- To do it well, it’s $$$$$$. As I discussed in my pro list for traditional, this gets expensive fast (see the sources up at the top of Pros for Traditional publishing to see costs). But, you might have the connections to help. Since I studied English Literature in college, I had a lot of friends who do this for a living that helped me out for free or at an insanely discounted rate – both editing and art! (side note – many people advise indies to forgo all this and just publish for free on ebooks the best they can do on their own; that’s completely your call. I couldn’t bear to do that, but you can always hope that your book sells well and then pay for professional services when you can afford it).
- Hard to sell. You might be responsible for your own marketing in traditional, but self-publishing is still harder to convince people to buy than traditional. The overwhelming majority of all self-published books sell under 100 copies (https://www.theatlantic.com/business/archive/2012/09/the-cruel-paradox-of-self-publishing/261912/) . Like, well over 90% of them. And, of Amazon’s Kindle Million Club with 14 writers, only 2 are indies (https://kdp.amazon.com/en_US/help/topic/G200726950 – you can look up each one like I did to see who has never been traditionally published (some are mixed)).
- Hard to get honest feedback. Since you’re paying them, editors, artists, and reviewers have financial incentive to tell you what you want to hear. Couple that with friends and family don’t want to hurt your feelings, and it can make it difficult to put out the best possible product.
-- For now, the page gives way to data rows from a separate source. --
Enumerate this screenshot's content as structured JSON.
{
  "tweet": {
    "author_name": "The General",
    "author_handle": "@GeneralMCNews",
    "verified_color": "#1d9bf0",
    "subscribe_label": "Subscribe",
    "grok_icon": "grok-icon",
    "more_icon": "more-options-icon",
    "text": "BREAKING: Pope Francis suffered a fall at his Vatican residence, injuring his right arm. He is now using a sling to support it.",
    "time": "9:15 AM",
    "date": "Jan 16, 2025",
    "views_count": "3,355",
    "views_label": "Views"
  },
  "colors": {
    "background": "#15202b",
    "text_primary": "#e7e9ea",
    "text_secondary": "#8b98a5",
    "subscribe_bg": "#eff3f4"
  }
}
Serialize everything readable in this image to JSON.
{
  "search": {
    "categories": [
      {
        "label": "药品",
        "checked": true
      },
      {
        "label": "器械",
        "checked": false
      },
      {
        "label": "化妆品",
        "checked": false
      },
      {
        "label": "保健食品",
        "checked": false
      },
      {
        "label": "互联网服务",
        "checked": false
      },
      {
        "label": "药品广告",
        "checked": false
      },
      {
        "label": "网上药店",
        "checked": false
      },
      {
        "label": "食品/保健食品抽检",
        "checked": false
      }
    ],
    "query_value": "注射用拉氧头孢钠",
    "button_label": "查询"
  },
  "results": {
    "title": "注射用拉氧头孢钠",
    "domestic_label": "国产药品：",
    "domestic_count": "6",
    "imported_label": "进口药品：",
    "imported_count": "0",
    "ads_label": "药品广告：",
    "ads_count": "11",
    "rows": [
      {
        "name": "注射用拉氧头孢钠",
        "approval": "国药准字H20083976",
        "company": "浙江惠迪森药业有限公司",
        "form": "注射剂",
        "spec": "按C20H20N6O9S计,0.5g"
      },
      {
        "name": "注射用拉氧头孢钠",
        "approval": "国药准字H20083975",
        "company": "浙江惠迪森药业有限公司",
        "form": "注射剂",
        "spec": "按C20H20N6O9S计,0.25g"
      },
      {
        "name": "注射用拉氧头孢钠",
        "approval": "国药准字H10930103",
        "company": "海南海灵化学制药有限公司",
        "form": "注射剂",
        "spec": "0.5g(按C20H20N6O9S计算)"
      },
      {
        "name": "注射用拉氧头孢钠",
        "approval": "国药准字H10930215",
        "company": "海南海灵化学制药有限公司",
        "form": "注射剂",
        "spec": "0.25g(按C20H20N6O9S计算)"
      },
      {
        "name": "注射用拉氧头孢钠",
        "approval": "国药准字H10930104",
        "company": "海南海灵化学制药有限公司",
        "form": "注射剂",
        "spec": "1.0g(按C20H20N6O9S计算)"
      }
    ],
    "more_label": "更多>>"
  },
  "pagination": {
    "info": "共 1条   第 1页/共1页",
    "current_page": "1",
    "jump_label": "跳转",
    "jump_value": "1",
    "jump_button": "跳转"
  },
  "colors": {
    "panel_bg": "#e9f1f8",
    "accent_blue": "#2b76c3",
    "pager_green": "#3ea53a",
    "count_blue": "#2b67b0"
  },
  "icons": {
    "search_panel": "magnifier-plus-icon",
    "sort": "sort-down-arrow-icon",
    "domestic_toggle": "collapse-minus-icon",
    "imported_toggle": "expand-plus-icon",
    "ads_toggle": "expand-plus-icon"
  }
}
For me, I chose self-publishing because I figured I wasn’t likely to make money either way, and my genre is not in demand currently. Plus, I wanted full creative control and had connections to help cut down the cost significantly. But some of my novels I’m planning I want to be traditionally published. I have a stand-alone sci-fi novel that I don’t want to sink the money into (saving that for my Tales of Lugon works), and I’m willing to wait a while to get it published.
To review, here are the biggest questions:
- What genre is your book? Is it in demand?
- What are your goals (besides sales)?
- Do you have more time or money when it comes to getting your book ready to be shared with the world?
- Do you value the approval of the industry?
Depending on your answers, some of these questions may immediately decide your route. Most likely though, you’ll be weight the pros and cons for both your book and your personal goals.
But the most important thing I can say on this topic is this: do not get overly caught up in this before you have a book to publish! It’s good to have a general plan in mind, but both self-publishing and traditional require a complete manuscript!!
Questions? Comments? Let me hear from you below or tweet me @Tales_of_Lugon!